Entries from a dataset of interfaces
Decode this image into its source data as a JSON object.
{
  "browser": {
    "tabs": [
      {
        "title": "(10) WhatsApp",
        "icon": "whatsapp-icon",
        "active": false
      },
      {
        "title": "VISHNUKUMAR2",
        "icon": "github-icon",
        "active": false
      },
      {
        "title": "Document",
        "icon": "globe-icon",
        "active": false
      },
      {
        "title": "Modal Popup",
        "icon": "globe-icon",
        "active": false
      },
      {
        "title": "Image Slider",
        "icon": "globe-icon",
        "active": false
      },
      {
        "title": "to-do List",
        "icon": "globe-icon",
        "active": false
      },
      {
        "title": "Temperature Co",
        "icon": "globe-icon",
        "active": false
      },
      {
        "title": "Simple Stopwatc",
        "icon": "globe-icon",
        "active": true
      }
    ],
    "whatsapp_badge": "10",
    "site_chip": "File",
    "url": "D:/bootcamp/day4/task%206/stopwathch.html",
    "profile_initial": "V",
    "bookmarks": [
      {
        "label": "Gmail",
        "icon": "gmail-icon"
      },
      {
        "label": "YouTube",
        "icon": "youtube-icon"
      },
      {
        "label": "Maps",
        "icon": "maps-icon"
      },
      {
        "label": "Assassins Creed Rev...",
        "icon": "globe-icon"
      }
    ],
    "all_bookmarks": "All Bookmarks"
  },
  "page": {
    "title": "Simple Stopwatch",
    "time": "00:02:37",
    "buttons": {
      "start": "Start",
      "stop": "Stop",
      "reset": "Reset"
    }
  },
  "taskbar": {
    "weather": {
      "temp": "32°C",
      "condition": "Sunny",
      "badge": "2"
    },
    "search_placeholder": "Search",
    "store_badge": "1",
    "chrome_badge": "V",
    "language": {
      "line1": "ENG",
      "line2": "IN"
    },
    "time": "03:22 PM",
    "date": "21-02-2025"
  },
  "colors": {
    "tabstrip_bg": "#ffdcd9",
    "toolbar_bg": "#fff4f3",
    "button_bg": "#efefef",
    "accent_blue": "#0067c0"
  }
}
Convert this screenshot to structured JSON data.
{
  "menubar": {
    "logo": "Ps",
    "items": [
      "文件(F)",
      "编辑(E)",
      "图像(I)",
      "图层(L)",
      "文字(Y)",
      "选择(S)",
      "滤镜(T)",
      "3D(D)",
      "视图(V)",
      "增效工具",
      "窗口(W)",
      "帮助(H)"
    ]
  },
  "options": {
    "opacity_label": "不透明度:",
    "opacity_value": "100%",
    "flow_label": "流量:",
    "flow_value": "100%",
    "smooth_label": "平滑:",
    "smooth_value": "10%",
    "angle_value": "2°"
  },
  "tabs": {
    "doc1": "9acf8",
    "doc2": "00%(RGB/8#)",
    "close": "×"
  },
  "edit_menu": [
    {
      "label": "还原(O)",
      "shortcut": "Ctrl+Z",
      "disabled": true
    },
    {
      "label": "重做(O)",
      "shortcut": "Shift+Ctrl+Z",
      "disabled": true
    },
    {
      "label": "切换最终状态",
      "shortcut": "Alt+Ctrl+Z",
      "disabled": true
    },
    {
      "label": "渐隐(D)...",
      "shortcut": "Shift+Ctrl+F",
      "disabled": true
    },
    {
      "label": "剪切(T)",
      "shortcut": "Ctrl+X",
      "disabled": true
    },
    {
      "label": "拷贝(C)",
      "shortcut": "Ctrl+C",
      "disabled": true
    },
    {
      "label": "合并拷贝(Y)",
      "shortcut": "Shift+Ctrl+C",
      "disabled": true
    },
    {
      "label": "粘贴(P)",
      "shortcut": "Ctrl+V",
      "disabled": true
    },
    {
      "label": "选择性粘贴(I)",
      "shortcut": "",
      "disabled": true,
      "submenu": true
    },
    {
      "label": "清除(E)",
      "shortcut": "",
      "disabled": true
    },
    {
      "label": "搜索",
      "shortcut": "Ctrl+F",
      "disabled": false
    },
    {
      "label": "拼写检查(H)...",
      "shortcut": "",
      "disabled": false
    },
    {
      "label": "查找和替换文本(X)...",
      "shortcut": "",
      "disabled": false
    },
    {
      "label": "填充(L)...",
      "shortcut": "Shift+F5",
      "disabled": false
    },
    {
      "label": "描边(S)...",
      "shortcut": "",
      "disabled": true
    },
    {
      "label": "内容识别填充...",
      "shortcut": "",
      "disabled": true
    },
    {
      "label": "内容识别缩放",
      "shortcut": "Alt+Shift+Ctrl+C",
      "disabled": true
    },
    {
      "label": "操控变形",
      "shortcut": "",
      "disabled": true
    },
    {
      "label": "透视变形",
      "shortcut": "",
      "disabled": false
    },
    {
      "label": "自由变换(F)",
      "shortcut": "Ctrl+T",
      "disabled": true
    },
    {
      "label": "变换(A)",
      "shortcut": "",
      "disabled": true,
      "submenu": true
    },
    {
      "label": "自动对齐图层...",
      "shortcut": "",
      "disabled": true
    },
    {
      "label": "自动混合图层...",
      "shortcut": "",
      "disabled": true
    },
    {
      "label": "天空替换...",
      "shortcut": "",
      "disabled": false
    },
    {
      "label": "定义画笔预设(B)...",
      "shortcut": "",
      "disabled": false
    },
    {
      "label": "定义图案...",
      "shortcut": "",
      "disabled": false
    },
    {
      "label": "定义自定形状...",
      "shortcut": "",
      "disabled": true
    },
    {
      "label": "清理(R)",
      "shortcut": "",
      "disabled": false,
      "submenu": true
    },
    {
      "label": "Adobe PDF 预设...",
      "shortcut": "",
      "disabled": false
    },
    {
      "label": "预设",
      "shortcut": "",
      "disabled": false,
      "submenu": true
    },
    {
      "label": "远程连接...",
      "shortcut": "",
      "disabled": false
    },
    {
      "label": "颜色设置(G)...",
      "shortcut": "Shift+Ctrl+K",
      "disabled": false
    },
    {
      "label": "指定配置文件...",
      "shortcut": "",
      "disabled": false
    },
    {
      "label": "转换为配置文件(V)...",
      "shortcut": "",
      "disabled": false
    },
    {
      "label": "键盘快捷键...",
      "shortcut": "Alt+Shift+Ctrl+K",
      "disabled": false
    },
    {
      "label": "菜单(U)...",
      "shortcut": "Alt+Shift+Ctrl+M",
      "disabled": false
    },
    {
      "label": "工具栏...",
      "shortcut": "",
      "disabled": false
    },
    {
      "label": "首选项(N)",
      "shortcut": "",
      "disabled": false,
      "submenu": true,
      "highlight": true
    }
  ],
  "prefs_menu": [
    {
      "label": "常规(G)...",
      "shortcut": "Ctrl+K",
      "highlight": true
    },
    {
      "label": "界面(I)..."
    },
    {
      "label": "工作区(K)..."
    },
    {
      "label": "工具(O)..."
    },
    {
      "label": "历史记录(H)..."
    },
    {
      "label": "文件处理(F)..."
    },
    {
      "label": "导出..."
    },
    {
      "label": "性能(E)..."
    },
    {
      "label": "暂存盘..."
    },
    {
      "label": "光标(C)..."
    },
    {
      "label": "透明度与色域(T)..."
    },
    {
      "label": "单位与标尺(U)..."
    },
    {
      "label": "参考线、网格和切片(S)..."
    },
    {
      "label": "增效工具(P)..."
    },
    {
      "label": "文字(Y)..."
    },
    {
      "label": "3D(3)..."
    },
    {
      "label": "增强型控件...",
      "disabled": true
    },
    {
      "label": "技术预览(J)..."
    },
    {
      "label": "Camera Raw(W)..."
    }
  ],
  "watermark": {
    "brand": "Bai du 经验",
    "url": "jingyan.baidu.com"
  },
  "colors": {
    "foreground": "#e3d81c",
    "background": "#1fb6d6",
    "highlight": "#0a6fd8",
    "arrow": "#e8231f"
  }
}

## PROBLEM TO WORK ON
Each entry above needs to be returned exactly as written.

## SOLUTION BELOW
Decode this image into its source data as a JSON object.
{
  "browser": {
    "tabs": [
      {
        "title": "(10) WhatsApp",
        "icon": "whatsapp-icon",
        "active": false
      },
      {
        "title": "VISHNUKUMAR2",
        "icon": "github-icon",
        "active": false
      },
      {
        "title": "Document",
        "icon": "globe-icon",
        "active": false
      },
      {
        "title": "Modal Popup",
        "icon": "globe-icon",
        "active": false
      },
      {
        "title": "Image Slider",
        "icon": "globe-icon",
        "active": false
      },
      {
        "title": "to-do List",
        "icon": "globe-icon",
        "active": false
      },
      {
        "title": "Temperature Co",
        "icon": "globe-icon",
        "active": false
      },
      {
        "title": "Simple Stopwatc",
        "icon": "globe-icon",
        "active": true
      }
    ],
    "whatsapp_badge": "10",
    "site_chip": "File",
    "url": "D:/bootcamp/day4/task%206/stopwathch.html",
    "profile_initial": "V",
    "bookmarks": [
      {
        "label": "Gmail",
        "icon": "gmail-icon"
      },
      {
        "label": "YouTube",
        "icon": "youtube-icon"
      },
      {
        "label": "Maps",
        "icon": "maps-icon"
      },
      {
        "label": "Assassins Creed Rev...",
        "icon": "globe-icon"
      }
    ],
    "all_bookmarks": "All Bookmarks"
  },
  "page": {
    "title": "Simple Stopwatch",
    "time": "00:02:37",
    "buttons": {
      "start": "Start",
      "stop": "Stop",
      "reset": "Reset"
    }
  },
  "taskbar": {
    "weather": {
      "temp": "32°C",
      "condition": "Sunny",
      "badge": "2"
    },
    "search_placeholder": "Search",
    "store_badge": "1",
    "chrome_badge": "V",
    "language": {
      "line1": "ENG",
      "line2": "IN"
    },
    "time": "03:22 PM",
    "date": "21-02-2025"
  },
  "colors": {
    "tabstrip_bg": "#ffdcd9",
    "toolbar_bg": "#fff4f3",
    "button_bg": "#efefef",
    "accent_blue": "#0067c0"
  }
}
Convert this screenshot to structured JSON data.
{
  "menubar": {
    "logo": "Ps",
    "items": [
      "文件(F)",
      "编辑(E)",
      "图像(I)",
      "图层(L)",
      "文字(Y)",
      "选择(S)",
      "滤镜(T)",
      "3D(D)",
      "视图(V)",
      "增效工具",
      "窗口(W)",
      "帮助(H)"
    ]
  },
  "options": {
    "opacity_label": "不透明度:",
    "opacity_value": "100%",
    "flow_label": "流量:",
    "flow_value": "100%",
    "smooth_label": "平滑:",
    "smooth_value": "10%",
    "angle_value": "2°"
  },
  "tabs": {
    "doc1": "9acf8",
    "doc2": "00%(RGB/8#)",
    "close": "×"
  },
  "edit_menu": [
    {
      "label": "还原(O)",
      "shortcut": "Ctrl+Z",
      "disabled": true
    },
    {
      "label": "重做(O)",
      "shortcut": "Shift+Ctrl+Z",
      "disabled": true
    },
    {
      "label": "切换最终状态",
      "shortcut": "Alt+Ctrl+Z",
      "disabled": true
    },
    {
      "label": "渐隐(D)...",
      "shortcut": "Shift+Ctrl+F",
      "disabled": true
    },
    {
      "label": "剪切(T)",
      "shortcut": "Ctrl+X",
      "disabled": true
    },
    {
      "label": "拷贝(C)",
      "shortcut": "Ctrl+C",
      "disabled": true
    },
    {
      "label": "合并拷贝(Y)",
      "shortcut": "Shift+Ctrl+C",
      "disabled": true
    },
    {
      "label": "粘贴(P)",
      "shortcut": "Ctrl+V",
      "disabled": true
    },
    {
      "label": "选择性粘贴(I)",
      "shortcut": "",
      "disabled": true,
      "submenu": true
    },
    {
      "label": "清除(E)",
      "shortcut": "",
      "disabled": true
    },
    {
      "label": "搜索",
      "shortcut": "Ctrl+F",
      "disabled": false
    },
    {
      "label": "拼写检查(H)...",
      "shortcut": "",
      "disabled": false
    },
    {
      "label": "查找和替换文本(X)...",
      "shortcut": "",
      "disabled": false
    },
    {
      "label": "填充(L)...",
      "shortcut": "Shift+F5",
      "disabled": false
    },
    {
      "label": "描边(S)...",
      "shortcut": "",
      "disabled": true
    },
    {
      "label": "内容识别填充...",
      "shortcut": "",
      "disabled": true
    },
    {
      "label": "内容识别缩放",
      "shortcut": "Alt+Shift+Ctrl+C",
      "disabled": true
    },
    {
      "label": "操控变形",
      "shortcut": "",
      "disabled": true
    },
    {
      "label": "透视变形",
      "shortcut": "",
      "disabled": false
    },
    {
      "label": "自由变换(F)",
      "shortcut": "Ctrl+T",
      "disabled": true
    },
    {
      "label": "变换(A)",
      "shortcut": "",
      "disabled": true,
      "submenu": true
    },
    {
      "label": "自动对齐图层...",
      "shortcut": "",
      "disabled": true
    },
    {
      "label": "自动混合图层...",
      "shortcut": "",
      "disabled": true
    },
    {
      "label": "天空替换...",
      "shortcut": "",
      "disabled": false
    },
    {
      "label": "定义画笔预设(B)...",
      "shortcut": "",
      "disabled": false
    },
    {
      "label": "定义图案...",
      "shortcut": "",
      "disabled": false
    },
    {
      "label": "定义自定形状...",
      "shortcut": "",
      "disabled": true
    },
    {
      "label": "清理(R)",
      "shortcut": "",
      "disabled": false,
      "submenu": true
    },
    {
      "label": "Adobe PDF 预设...",
      "shortcut": "",
      "disabled": false
    },
    {
      "label": "预设",
      "shortcut": "",
      "disabled": false,
      "submenu": true
    },
    {
      "label": "远程连接...",
      "shortcut": "",
      "disabled": false
    },
    {
      "label": "颜色设置(G)...",
      "shortcut": "Shift+Ctrl+K",
      "disabled": false
    },
    {
      "label": "指定配置文件...",
      "shortcut": "",
      "disabled": false
    },
    {
      "label": "转换为配置文件(V)...",
      "shortcut": "",
      "disabled": false
    },
    {
      "label": "键盘快捷键...",
      "shortcut": "Alt+Shift+Ctrl+K",
      "disabled": false
    },
    {
      "label": "菜单(U)...",
      "shortcut": "Alt+Shift+Ctrl+M",
      "disabled": false
    },
    {
      "label": "工具栏...",
      "shortcut": "",
      "disabled": false
    },
    {
      "label": "首选项(N)",
      "shortcut": "",
      "disabled": false,
      "submenu": true,
      "highlight": true
    }
  ],
  "prefs_menu": [
    {
      "label": "常规(G)...",
      "shortcut": "Ctrl+K",
      "highlight": true
    },
    {
      "label": "界面(I)..."
    },
    {
      "label": "工作区(K)..."
    },
    {
      "label": "工具(O)..."
    },
    {
      "label": "历史记录(H)..."
    },
    {
      "label": "文件处理(F)..."
    },
    {
      "label": "导出..."
    },
    {
      "label": "性能(E)..."
    },
    {
      "label": "暂存盘..."
    },
    {
      "label": "光标(C)..."
    },
    {
      "label": "透明度与色域(T)..."
    },
    {
      "label": "单位与标尺(U)..."
    },
    {
      "label": "参考线、网格和切片(S)..."
    },
    {
      "label": "增效工具(P)..."
    },
    {
      "label": "文字(Y)..."
    },
    {
      "label": "3D(3)..."
    },
    {
      "label": "增强型控件...",
      "disabled": true
    },
    {
      "label": "技术预览(J)..."
    },
    {
      "label": "Camera Raw(W)..."
    }
  ],
  "watermark": {
    "brand": "Bai du 经验",
    "url": "jingyan.baidu.com"
  },
  "colors": {
    "foreground": "#e3d81c",
    "background": "#1fb6d6",
    "highlight": "#0a6fd8",
    "arrow": "#e8231f"
  }
}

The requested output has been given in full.